In these “environments”, I put each individual in relationship with unexpected and often heterogeneous elements, but always universally recognizable, so as to facilitate their participation in the energy generated by them.
My works are therefore site-specific and fluid: site-specific because they are conceived taking into account the specific “environment” in which they develop; fluid because they are based on a potentially infinite inclusion of the elements involved.
SpeakART: “We Rise by Lifting Others” is the installation that until February 7 was hosted by Palazzo Strozzi in Florence, closely linked to the era we are living in: how did it come about? What did you want to convey, at a time when you are unable to freely enjoy art?
Marinella Senatore: I have been working with illuminations since 2014: they are elements part of that popular culture that has so much importance in my practice and the collaboration with artisans, composers, choreographers, workers, activists is the basis of many aesthetic choices. I mention only a few aspects of the lights, in particular rose windows and portals that become mantra-like wheels, therefore elements catalysts of energy and are always thought of as monuments to the present, to people, to the here and now. In the work at Palazzo Strozzi I was interested in creating an installation that was a social and temporary architecture (which is the aspect that interests me most of contemporary architecture in general), not a monument to a historical power figure, (in this sense I hate the concept of monument), but to an idea of community, celebratory yes, but of a very different idea. The texts that I include start from other people who in turn activate people: I take them from my archives, they can be words that I see on the t-shirts of demonstrators in the street or shared in the participatory experiences that I do. They are not even mottos that want to teach something to someone, they are simply words of people given to other people.

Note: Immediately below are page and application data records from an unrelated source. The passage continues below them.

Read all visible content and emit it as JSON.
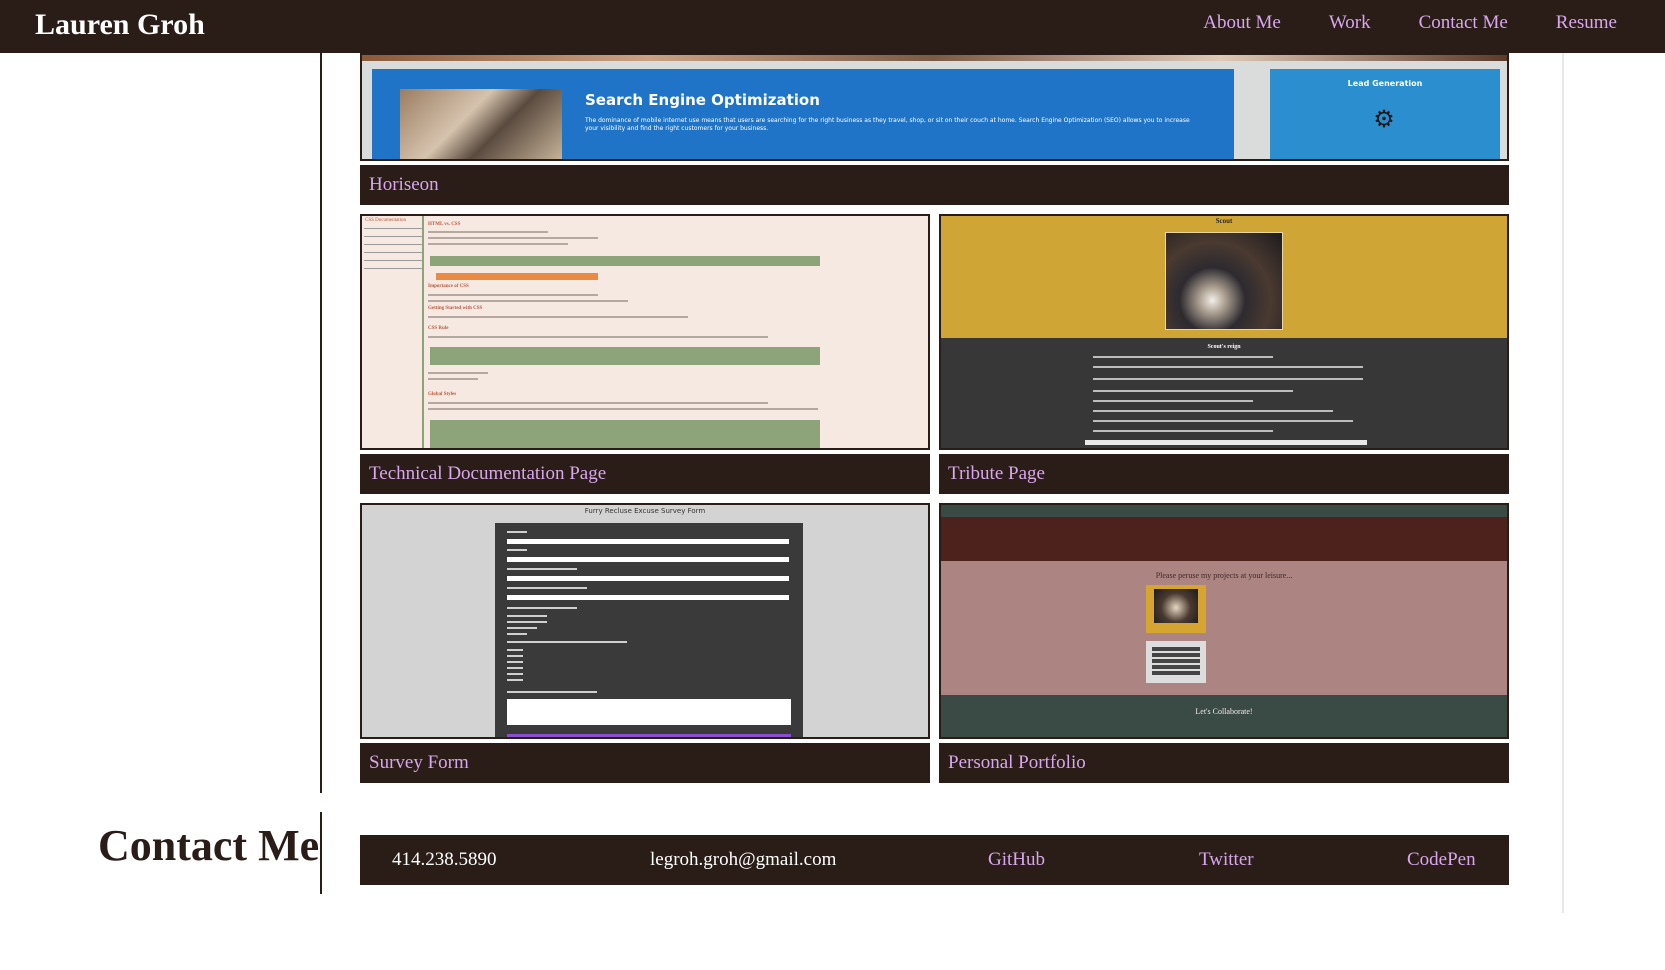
{
  "header": {
    "brand": "Lauren Groh",
    "nav": [
      "About Me",
      "Work",
      "Contact Me",
      "Resume"
    ]
  },
  "projects": [
    {
      "title": "Horiseon",
      "thumb": {
        "headline": "Search Engine Optimization",
        "body": "The dominance of mobile internet use means that users are searching for the right business as they travel, shop, or sit on their couch at home. Search Engine Optimization (SEO) allows you to increase your visibility and find the right customers for your business.",
        "side_title": "Lead Generation"
      }
    },
    {
      "title": "Technical Documentation Page",
      "thumb": {
        "sidebar_title": "CSS Documentation",
        "heading1": "HTML vs. CSS",
        "heading2": "Importance of CSS",
        "heading3": "Getting Started with CSS",
        "heading4": "CSS Rule",
        "heading5": "Global Styles"
      }
    },
    {
      "title": "Tribute Page",
      "thumb": {
        "headline": "Scout",
        "section": "Scout's reign"
      }
    },
    {
      "title": "Survey Form",
      "thumb": {
        "headline": "Furry Recluse Excuse Survey Form"
      }
    },
    {
      "title": "Personal Portfolio",
      "thumb": {
        "headline": "Please peruse my projects at your leisure...",
        "footer": "Let's Collaborate!"
      }
    }
  ],
  "contact": {
    "heading": "Contact Me",
    "phone": "414.238.5890",
    "email": "legroh.groh@gmail.com",
    "links": [
      "GitHub",
      "Twitter",
      "CodePen"
    ]
  },
  "colors": {
    "dark_brown": "#2a1d17",
    "link_lilac": "#d8a6ec"
  }
}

SpeakART: Thanks to social networks, the images of your work have gone around the world, virtually uniting people: do you think they have an influence or a connection with your work in some way?

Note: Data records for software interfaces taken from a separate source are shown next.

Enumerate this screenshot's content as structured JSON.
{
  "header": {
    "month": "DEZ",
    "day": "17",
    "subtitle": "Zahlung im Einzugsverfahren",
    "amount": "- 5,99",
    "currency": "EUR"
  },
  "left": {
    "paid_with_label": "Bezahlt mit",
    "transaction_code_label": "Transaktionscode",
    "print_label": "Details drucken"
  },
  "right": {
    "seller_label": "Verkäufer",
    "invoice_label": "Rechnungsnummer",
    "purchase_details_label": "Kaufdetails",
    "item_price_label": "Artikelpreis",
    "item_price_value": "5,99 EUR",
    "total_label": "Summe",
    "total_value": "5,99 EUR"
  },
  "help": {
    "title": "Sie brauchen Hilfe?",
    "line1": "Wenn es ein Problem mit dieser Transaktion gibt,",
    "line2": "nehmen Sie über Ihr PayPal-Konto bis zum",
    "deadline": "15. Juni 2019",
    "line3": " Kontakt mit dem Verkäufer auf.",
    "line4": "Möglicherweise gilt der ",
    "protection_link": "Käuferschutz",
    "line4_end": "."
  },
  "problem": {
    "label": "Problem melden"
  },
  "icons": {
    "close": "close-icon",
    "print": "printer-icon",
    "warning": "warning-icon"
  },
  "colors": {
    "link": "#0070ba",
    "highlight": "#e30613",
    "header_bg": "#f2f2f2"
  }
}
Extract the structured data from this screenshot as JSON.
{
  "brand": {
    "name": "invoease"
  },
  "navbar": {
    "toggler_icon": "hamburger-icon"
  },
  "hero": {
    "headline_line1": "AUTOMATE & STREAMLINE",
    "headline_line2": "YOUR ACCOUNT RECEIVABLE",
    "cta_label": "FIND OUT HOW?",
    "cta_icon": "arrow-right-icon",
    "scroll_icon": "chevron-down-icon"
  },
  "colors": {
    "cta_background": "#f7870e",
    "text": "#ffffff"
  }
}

Marinella Senatore: It probably has some relevance; I certainly use them to communicate with thousands of participants to the projects: for me ‘leaving’ a community is just as important as entering it and you need to take great care.